Source records
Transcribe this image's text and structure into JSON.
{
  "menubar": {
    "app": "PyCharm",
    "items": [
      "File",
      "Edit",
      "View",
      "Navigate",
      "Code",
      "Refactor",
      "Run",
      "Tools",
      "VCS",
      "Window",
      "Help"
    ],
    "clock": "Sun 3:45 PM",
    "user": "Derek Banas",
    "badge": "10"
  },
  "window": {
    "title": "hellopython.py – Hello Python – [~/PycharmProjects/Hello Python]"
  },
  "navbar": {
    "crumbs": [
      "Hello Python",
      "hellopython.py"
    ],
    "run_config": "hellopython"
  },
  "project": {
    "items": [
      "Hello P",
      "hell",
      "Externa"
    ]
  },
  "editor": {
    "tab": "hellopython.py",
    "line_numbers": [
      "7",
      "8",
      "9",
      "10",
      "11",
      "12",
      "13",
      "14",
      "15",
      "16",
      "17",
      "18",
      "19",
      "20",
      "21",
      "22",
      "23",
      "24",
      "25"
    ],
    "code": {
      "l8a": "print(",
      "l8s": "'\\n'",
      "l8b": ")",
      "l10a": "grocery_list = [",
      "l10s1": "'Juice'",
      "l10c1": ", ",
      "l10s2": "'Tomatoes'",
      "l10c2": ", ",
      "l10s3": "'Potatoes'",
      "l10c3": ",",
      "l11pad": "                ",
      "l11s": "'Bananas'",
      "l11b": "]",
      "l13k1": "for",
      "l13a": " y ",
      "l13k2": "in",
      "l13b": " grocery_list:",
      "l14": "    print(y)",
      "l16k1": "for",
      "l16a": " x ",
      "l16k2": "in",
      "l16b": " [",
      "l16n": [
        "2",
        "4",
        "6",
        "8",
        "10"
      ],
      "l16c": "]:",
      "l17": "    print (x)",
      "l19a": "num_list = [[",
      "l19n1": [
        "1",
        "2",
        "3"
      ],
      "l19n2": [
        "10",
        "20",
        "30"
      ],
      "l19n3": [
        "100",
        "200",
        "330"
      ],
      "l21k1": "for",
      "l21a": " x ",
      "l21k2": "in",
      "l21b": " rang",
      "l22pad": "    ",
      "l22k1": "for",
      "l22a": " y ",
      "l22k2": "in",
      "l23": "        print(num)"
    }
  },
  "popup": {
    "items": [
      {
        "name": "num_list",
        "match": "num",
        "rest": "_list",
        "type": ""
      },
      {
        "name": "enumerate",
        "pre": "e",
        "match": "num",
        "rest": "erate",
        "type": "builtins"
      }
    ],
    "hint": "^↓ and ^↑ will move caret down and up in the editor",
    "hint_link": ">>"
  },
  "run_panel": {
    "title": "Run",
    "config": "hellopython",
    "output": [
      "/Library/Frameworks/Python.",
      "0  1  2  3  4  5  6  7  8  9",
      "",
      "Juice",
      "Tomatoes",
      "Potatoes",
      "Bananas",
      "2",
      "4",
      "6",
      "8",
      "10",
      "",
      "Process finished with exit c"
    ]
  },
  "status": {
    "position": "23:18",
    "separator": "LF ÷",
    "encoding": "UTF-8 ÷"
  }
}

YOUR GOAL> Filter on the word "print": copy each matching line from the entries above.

EXPECTED OUTPUT>
      "l8a": "print(",
      "l14": "    print(y)",
      "l17": "    print (x)",
      "l23": "        print(num)"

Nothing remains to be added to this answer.